5. Get over your advice-giving tendencies. This is a time for spending quality family time and creating memories. Try not to offer disapproval and prompting (hey, why is he not toilet trained yet?) or advice (maybe he shouldn’t be using a pacifier anymore?). It won’t be appreciated to say the least. If it’s really important to you, save it for after the Holiday.
6. Get clear in your communication. Your children are not mind-readers. If you like the dishwasher loaded a certain way, say so. Don’t just expect the kids or grandkids to do the chores in the way that you recall teaching them when they were living in the home.
* Be upfront with clear rules for your home: For example, no eating outside of the kitchen; Mom and Dad take care of their own children (including that 10 month old baby who is spotted climbing the stairs and where is Mommy?).
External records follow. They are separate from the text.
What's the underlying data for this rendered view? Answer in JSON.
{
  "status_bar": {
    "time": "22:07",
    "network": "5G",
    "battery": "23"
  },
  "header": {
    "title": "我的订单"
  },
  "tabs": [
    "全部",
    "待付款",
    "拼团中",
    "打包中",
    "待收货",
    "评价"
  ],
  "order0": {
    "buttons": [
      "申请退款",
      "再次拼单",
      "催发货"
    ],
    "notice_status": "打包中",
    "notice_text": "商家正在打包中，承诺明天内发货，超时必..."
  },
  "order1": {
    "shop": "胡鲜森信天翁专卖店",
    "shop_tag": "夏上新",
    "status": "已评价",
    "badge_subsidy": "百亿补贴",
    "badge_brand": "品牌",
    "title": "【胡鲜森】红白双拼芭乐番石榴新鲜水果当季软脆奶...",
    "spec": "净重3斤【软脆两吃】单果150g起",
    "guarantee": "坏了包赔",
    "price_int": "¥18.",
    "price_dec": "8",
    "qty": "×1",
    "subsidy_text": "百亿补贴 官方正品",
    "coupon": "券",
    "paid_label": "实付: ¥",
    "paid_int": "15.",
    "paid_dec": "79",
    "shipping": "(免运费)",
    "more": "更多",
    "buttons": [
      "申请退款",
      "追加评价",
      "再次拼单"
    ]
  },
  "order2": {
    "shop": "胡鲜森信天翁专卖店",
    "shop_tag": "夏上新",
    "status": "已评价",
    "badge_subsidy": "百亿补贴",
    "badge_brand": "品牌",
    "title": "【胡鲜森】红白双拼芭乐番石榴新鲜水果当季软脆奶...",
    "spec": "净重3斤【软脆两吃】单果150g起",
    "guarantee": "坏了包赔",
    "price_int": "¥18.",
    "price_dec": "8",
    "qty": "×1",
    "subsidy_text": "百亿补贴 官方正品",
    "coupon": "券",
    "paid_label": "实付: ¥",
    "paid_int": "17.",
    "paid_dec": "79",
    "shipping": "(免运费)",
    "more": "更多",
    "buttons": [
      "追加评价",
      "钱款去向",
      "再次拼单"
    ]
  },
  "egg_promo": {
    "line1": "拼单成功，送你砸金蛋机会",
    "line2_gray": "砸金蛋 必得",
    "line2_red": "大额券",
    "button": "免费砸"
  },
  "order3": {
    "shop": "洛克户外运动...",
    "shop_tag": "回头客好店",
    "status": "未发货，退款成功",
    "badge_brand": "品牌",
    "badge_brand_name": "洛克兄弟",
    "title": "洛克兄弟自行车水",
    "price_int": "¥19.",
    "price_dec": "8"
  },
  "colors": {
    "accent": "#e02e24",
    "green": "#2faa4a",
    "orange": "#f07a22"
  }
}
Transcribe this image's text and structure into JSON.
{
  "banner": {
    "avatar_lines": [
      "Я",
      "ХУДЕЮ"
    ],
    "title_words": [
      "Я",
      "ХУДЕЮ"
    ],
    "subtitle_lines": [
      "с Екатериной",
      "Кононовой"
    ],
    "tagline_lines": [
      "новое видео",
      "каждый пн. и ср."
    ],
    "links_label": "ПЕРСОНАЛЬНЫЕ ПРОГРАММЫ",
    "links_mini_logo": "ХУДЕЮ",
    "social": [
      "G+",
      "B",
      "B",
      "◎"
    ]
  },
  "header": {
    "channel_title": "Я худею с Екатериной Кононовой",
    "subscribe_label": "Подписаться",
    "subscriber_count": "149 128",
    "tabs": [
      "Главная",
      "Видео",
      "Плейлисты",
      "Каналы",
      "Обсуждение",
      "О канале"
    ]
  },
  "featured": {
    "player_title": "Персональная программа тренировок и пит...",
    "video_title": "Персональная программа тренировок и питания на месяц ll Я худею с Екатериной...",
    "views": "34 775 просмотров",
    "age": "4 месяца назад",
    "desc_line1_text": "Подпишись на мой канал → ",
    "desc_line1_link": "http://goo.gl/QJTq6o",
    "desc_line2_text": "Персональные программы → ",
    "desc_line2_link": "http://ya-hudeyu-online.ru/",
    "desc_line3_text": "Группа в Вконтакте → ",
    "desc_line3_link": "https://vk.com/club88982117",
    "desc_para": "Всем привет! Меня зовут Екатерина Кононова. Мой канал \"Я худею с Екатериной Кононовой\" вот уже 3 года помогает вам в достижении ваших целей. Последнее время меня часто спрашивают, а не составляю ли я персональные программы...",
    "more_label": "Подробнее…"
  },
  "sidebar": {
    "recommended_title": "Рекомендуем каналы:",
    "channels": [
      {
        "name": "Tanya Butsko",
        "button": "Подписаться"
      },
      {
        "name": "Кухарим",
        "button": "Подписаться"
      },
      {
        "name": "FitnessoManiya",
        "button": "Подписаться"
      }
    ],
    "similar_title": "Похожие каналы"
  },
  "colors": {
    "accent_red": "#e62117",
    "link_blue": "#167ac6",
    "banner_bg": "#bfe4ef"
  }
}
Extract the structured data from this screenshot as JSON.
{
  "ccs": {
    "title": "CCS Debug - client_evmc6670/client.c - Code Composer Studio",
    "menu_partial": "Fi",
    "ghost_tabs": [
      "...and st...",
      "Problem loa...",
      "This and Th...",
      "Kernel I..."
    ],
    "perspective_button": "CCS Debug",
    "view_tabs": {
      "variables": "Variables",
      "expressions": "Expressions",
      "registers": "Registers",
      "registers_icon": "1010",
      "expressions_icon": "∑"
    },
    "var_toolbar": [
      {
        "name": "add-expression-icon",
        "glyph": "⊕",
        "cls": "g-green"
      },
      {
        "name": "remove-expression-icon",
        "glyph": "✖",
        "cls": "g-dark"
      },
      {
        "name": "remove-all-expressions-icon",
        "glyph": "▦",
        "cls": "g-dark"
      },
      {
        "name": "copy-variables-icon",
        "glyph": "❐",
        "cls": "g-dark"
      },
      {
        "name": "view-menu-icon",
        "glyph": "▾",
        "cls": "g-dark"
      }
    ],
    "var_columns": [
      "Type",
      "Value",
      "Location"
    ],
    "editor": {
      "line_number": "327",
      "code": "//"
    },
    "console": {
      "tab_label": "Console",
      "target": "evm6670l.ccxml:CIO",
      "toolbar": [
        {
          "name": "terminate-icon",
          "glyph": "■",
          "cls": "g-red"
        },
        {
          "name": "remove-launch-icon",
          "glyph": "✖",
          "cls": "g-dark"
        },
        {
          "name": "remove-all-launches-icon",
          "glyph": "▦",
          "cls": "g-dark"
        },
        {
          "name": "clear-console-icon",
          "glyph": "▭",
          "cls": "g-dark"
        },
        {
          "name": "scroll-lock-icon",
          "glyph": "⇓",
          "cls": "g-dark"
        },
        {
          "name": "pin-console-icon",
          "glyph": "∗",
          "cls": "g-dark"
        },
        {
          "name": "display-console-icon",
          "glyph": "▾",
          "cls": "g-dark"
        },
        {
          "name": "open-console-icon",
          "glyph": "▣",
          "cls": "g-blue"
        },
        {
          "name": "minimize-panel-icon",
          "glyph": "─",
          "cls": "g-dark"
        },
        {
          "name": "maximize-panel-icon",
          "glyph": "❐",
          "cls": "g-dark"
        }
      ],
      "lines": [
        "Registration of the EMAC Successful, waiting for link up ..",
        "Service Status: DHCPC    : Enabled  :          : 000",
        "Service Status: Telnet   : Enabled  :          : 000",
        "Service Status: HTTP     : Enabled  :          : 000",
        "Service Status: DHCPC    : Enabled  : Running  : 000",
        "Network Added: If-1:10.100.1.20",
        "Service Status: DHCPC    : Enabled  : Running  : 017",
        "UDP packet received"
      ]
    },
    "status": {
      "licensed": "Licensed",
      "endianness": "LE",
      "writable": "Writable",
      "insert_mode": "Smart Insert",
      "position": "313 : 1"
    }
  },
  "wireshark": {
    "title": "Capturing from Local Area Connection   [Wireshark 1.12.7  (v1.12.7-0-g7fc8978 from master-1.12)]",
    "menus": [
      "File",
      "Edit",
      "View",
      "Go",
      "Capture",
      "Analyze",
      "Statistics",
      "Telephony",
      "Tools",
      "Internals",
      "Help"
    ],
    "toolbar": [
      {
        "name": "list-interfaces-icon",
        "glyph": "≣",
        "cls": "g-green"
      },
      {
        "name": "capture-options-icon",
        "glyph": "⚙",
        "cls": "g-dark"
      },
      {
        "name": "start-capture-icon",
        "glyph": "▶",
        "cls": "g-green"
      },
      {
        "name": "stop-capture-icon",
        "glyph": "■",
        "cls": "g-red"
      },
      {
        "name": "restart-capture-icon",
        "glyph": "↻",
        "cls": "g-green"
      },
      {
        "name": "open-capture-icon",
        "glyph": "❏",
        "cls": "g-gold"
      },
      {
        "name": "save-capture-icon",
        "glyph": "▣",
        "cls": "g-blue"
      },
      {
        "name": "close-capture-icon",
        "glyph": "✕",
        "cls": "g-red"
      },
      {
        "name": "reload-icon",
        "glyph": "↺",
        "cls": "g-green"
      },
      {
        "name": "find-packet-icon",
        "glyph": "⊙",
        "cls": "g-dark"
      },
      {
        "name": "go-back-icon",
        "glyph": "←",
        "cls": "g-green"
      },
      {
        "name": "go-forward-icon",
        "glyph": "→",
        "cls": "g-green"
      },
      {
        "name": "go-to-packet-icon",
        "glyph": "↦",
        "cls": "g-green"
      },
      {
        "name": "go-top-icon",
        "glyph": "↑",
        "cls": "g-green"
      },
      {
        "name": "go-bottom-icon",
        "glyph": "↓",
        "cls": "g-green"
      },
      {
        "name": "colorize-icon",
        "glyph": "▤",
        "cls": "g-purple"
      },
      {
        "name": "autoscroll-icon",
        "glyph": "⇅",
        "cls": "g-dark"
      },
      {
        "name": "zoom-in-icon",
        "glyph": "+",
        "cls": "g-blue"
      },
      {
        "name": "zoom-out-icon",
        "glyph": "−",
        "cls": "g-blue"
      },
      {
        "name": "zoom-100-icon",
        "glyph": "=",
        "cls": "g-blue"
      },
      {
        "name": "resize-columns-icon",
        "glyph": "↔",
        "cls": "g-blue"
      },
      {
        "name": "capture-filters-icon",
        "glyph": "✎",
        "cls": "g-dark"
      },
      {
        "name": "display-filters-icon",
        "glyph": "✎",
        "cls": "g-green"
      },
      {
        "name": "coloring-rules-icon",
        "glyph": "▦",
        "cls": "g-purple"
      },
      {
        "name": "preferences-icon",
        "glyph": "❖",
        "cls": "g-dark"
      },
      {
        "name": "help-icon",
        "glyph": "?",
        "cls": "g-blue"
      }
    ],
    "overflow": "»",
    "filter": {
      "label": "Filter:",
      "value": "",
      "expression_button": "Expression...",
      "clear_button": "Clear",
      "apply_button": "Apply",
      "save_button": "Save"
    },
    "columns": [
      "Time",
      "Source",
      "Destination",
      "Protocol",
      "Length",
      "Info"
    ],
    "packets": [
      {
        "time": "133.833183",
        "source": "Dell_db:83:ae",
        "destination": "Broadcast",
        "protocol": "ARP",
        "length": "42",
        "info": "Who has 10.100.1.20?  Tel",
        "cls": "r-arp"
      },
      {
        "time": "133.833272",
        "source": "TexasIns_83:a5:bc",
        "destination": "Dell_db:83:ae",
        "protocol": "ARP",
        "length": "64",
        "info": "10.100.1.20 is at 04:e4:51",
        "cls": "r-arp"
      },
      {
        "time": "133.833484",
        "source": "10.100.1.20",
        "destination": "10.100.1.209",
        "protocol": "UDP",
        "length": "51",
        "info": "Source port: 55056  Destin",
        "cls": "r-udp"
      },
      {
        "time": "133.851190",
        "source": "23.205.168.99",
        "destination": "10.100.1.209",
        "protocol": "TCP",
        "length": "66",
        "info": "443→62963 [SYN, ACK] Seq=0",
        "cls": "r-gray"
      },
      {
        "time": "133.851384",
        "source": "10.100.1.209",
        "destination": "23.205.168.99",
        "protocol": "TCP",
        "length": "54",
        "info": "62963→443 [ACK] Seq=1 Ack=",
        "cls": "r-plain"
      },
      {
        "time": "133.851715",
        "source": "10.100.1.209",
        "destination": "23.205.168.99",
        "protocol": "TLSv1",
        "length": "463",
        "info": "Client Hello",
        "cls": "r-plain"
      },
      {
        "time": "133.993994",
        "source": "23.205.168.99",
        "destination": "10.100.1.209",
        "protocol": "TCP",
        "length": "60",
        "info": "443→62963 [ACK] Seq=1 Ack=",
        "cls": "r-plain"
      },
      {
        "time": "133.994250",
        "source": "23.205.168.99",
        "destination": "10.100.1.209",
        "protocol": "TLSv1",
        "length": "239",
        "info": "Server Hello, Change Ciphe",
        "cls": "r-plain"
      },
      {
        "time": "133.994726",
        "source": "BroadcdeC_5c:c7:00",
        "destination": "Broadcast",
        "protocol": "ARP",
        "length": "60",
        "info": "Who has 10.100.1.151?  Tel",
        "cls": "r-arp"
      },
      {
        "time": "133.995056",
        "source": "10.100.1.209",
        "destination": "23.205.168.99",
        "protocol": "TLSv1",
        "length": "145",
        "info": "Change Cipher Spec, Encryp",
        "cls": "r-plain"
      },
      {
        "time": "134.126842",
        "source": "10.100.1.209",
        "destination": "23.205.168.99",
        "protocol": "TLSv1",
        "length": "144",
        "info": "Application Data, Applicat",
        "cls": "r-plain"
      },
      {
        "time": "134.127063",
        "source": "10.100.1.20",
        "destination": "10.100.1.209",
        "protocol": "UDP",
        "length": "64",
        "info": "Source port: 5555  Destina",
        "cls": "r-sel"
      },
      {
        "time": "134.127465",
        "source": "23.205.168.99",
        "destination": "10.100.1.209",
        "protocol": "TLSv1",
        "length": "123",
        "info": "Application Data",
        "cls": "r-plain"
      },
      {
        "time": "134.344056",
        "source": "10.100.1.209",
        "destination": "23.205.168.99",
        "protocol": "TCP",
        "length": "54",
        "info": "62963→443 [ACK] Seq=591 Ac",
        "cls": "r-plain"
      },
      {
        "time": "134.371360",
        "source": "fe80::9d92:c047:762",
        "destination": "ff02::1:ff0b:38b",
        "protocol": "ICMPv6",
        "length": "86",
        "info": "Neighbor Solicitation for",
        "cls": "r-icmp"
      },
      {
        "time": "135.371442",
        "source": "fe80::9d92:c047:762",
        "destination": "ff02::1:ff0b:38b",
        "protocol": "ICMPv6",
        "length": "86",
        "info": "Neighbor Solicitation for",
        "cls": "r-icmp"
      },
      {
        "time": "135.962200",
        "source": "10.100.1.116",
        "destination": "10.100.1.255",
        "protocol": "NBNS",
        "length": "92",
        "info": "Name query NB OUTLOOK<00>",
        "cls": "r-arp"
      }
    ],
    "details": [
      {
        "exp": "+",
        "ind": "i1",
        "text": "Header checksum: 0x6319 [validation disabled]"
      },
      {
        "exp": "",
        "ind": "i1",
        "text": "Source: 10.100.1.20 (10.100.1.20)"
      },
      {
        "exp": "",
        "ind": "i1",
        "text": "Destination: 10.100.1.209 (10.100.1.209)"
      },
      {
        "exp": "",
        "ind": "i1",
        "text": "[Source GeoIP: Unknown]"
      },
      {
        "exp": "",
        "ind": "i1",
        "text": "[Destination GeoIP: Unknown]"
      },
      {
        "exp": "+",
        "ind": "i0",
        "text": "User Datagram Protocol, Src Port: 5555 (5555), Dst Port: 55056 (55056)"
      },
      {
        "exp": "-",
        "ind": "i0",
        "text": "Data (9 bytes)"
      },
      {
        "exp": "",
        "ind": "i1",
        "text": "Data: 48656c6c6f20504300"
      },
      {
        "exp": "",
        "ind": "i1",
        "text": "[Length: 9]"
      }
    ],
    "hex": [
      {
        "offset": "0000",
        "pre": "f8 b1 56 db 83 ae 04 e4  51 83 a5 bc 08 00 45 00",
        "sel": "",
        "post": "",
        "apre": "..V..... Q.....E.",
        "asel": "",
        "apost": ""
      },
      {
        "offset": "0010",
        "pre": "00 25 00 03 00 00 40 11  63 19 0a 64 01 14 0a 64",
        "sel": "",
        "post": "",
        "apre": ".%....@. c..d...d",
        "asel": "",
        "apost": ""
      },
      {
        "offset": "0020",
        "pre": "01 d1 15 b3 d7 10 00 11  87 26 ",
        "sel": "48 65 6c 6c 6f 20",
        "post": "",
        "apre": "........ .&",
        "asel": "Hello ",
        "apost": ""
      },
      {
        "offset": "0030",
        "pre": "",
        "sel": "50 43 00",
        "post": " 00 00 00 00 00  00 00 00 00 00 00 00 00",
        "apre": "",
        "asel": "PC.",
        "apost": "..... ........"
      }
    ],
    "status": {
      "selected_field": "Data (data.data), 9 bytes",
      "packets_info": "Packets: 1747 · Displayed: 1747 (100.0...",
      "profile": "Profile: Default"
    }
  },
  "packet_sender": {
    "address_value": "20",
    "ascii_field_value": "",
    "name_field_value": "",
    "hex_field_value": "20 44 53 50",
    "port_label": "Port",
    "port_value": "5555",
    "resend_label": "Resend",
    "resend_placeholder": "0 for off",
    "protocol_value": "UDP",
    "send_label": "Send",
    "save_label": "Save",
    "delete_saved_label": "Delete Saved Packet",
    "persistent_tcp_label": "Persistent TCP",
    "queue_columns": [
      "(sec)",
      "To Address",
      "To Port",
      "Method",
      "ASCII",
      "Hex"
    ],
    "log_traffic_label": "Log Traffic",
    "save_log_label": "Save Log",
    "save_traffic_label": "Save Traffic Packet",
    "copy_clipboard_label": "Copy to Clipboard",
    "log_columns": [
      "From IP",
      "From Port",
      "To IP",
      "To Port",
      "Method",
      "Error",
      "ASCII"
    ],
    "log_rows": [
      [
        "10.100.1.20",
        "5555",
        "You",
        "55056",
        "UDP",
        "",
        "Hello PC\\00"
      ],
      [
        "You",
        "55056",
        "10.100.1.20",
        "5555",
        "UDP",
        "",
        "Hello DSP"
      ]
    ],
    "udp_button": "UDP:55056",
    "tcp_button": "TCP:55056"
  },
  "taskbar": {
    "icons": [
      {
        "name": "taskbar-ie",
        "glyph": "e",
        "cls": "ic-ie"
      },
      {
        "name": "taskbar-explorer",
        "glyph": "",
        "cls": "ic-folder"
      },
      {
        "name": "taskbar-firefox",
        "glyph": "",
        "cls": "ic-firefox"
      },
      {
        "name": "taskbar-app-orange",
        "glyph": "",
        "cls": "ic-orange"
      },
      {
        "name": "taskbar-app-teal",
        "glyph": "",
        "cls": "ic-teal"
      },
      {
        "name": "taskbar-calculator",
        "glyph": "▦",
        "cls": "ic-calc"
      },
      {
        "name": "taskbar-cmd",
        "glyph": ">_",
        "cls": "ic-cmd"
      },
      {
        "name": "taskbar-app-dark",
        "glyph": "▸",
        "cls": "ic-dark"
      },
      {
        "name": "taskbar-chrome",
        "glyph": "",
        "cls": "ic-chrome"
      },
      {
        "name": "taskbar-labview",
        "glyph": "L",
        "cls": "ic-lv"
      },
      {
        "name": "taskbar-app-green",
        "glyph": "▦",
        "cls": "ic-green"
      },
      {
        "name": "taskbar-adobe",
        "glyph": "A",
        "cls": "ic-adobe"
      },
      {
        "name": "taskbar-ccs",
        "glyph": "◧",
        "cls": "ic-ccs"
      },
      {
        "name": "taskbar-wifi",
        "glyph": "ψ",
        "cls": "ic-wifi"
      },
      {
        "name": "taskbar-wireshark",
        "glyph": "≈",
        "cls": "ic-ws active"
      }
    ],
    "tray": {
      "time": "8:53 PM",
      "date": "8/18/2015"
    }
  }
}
* Be clear in directing traffic. Transportation, cars, buses, going and coming. There’s a lot going on. Make sure there is one place for the keys to be put back in a designated place when someone uses the car. You don’t want to be stuck with a car in the front of the house, and the keys in said teenager’s pocket who happens to be across town at his friend’s house.
* I know families who write up a chores sheet and hang it on the fridge. The sheet lists which adults are responsible for which jobs. It doesn’t have to be as visual as that, but whatever your communication is, make it clear.
7. Get and give space. This is a biggie. Space doesn’t mean physical space here, although it is understood that our children get beds, mattresses, futons and other sleeping accommodations that are satisfactory to all. Rather, space means:
* Having in yourself the will to give your adult kids the freedom to make decisions for how they use their time. How they do things (that don’t disrupt the running of your household or safety).
* If you sense a difficult interaction between parent and child or parents with each other, get out of the room. Allow them the privacy and space to work it out on their own.
* Every couple is different. Some are stayers and some are goers. Allow them to use their time (within reason) in the way they choose. Have general expectations, without planning their days for them.
8. Get them the gift of your time. We can be so busy in the kitchen, running and arranging things, going on errands, and directing traffic that we forget to spend time talking, laughing and just being with our children and grandchildren. Try to remember this last tip. I know it helps me to remember it!
There you have it. The 8 things to get before hosting guests. Hope this list helps all grandmothers and mothers-in-law during the upcoming Holidays. Happy Holidays to all!
Anything you grandmothers and MIL’s would like to add to this list? Let me know…
Tags: Chanukah, giving space to adult kids, Grandmother hosting, Guests for the holidays, Hannukah, Holiday season, mother-in-law hosting, quality family time, Thanksgiving tips